At some point, every business comes across clients who don’t settle their invoices on time.
Whether it’s a case of “can’t pay” or “won’t pay”, the effect is the same: a disruptive and potentially damaging interruption to cash flow.
Midlands law firm Else are debt recovery experts in every kind of scenario. The best way to deal with debts depends on the nature of your business, the type of customers you have and the relationship you have with them.
Our debt recovery solicitors in Burton on Trent, will ensure that the right kind of action will be taken against your debtor – and as soon as possible.
Here are our five steps to debt recovery:
Step One – Withhold Your Services.
The first step when dealing with a debtor is to stop, or at least threaten to stop providing any further goods or services until they pay. Believe it or not, this works in a lot of cases.
Step Two – Take Quick Action.
If withholding your services doesn’t work and the debtor is not responding to emails, letters, or numerous phone calls, you may need to take alternative measures.
It could be that your customer is having financial problems. If this is the case, we would advise you to take action quickly. Fast action can help you to ensure that you get paid before other creditors. Leave it too late, and there may not be any money left.
Step Three – Claim Late Payment Compensation.
It is worth remembering that if an invoice is overdue, you are entitled to claim compensation under the Late Payment of Commercial Debts Act. You can also claim interest for the overdue period at a rate of 8% pa above the Base Rate.
Pointing this out to customers can act as a lever to get them to pay. Including it in your terms and conditions is a good idea to establish this from the outset: it can help ensure clients remember to clear their invoices before they become overdue.
Step Four – Begin Legal Proceedings.
If you still haven’t been paid, then you can go down the legal route in order to secure a County Court Judgment (often referred to as a ‘CCJ’). If you win, you will be able to claim costs, including the court fees.
The first stage in this process is to issue a Letter Before Action (LBA). This gives the client a final opportunity to pay, with a date by which they must settle. If they do not meet this payment date, the next step is to begin County Court proceedings.
Step Five – Know Your Rights.
The debtor has 14 days to acknowledge that the papers have been served to them. If they fail to do so, YOU can ask the court to grant a Judgment in Default. If they do respond, this may be to either defend the claim, admit that they owe the debt or they can part admit and part defend the claim.
If they file an acknowledgment of service with the court this allows them a further 14 days to file their response, or again you can request Judgment in Default.
A Judgment in Default means that your customer will go on record has having a CCJ against them. This will have a negative effect on their credit ratings.
Once a CCJ has been issued, you will have some choices.
In some circumstances you could take out a Third Party Debt Order (TPDO) which enables you to recover the money from a third party who is holding funds for the debtor, usually their bank.

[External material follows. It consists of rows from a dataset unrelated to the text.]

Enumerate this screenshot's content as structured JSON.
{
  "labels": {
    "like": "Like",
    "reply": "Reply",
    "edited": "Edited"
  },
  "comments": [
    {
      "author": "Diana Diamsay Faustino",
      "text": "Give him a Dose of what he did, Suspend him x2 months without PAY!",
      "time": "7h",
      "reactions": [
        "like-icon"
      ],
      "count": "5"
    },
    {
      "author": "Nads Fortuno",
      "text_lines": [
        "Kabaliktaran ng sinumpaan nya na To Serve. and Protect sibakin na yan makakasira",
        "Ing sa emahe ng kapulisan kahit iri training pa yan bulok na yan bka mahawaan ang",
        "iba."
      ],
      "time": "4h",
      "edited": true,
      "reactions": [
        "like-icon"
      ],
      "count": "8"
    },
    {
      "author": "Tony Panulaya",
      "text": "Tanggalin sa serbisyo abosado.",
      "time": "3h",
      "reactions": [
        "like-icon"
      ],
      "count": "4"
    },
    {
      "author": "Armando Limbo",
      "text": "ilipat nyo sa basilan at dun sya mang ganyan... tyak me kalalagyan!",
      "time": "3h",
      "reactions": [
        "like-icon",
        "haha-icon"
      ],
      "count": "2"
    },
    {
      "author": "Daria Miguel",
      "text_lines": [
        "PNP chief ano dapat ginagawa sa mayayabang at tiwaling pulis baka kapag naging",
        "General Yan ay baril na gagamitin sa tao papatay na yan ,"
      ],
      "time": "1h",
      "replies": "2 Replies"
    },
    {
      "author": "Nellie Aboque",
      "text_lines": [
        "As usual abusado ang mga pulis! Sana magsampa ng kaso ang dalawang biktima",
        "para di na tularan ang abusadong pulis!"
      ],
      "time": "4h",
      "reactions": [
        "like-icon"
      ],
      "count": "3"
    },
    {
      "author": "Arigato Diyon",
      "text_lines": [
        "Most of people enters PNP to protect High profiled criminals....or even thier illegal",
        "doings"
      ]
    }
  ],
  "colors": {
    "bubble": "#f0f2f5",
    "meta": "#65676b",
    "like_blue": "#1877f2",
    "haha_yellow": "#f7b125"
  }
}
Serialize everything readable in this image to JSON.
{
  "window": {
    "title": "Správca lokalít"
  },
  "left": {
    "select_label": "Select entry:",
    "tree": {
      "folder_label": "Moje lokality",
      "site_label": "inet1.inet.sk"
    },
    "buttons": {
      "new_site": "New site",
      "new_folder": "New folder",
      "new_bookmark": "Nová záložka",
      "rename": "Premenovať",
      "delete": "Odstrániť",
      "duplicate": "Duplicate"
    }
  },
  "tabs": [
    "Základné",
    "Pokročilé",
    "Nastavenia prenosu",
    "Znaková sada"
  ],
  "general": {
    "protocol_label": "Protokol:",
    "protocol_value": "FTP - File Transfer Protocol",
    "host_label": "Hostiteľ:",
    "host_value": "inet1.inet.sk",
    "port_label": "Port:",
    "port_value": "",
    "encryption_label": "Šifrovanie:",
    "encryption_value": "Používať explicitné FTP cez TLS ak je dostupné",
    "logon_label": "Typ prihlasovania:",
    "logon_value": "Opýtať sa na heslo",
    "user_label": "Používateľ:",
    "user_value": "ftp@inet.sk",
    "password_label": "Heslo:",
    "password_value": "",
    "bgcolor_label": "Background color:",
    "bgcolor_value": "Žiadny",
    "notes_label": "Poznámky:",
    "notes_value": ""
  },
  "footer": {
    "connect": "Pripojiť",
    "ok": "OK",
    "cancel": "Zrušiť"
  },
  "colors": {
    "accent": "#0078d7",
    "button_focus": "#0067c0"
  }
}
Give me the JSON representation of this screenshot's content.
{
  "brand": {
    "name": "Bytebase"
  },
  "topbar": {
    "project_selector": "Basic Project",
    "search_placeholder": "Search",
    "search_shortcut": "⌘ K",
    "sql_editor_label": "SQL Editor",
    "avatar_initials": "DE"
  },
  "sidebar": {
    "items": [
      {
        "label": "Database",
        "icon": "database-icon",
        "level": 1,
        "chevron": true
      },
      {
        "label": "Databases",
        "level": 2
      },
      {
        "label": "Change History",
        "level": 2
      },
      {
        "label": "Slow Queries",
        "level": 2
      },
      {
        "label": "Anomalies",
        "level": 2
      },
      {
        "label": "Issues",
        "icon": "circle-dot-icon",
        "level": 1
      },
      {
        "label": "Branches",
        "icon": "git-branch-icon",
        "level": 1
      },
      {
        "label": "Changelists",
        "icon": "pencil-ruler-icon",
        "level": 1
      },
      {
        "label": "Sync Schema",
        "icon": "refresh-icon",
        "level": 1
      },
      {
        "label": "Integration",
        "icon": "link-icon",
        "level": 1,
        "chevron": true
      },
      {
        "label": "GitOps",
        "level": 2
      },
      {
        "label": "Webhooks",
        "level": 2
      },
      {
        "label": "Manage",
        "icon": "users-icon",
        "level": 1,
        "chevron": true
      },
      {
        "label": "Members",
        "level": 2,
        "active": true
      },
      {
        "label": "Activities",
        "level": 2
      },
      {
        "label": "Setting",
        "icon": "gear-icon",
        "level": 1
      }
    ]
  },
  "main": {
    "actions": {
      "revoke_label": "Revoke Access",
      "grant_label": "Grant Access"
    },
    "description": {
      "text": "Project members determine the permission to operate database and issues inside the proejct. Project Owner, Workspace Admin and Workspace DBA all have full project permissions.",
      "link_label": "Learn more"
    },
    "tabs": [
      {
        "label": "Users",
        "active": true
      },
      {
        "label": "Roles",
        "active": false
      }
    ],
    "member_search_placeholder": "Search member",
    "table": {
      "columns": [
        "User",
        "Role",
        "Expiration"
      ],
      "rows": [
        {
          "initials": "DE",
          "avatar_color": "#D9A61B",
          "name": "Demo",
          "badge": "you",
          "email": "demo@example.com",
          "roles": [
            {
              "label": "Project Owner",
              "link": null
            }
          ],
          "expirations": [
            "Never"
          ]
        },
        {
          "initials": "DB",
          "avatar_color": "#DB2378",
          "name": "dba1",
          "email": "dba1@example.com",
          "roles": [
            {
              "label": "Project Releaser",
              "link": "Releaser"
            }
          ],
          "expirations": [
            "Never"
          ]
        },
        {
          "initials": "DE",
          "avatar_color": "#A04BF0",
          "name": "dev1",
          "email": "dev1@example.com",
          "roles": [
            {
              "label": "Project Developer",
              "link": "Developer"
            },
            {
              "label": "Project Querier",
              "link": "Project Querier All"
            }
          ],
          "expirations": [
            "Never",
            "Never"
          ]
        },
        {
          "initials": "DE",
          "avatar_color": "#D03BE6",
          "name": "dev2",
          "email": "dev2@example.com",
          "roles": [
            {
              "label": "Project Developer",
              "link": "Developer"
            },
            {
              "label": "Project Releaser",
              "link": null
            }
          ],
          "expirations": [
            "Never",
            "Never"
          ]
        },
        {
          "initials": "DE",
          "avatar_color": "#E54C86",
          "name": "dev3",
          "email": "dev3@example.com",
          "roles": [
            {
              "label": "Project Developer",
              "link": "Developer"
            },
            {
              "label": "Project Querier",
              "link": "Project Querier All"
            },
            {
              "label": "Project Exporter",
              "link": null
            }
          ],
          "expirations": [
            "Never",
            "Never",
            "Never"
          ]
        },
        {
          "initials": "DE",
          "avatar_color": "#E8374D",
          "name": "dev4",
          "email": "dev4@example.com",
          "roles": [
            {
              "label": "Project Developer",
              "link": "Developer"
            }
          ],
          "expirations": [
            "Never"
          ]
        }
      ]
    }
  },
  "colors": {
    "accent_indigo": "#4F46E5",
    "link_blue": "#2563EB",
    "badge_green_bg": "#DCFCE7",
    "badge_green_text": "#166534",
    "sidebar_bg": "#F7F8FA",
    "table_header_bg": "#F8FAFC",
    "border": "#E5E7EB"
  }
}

Another option may be a Charging Order, which secures the debt against property.
Most common in the case of debts up to £5,000 is a Warrant of Execution, which allows bailiffs to attend the debtor’s premises on your behalf and seize goods to the value of the debt, which will be auctioned. If there is still outstanding balance the process will be repeated until the debt has been settled.
For more information and advice about what to do if you have unpaid invoices, contact our expert debt recovery solicitors by sending us a message or call us on 01283 526200.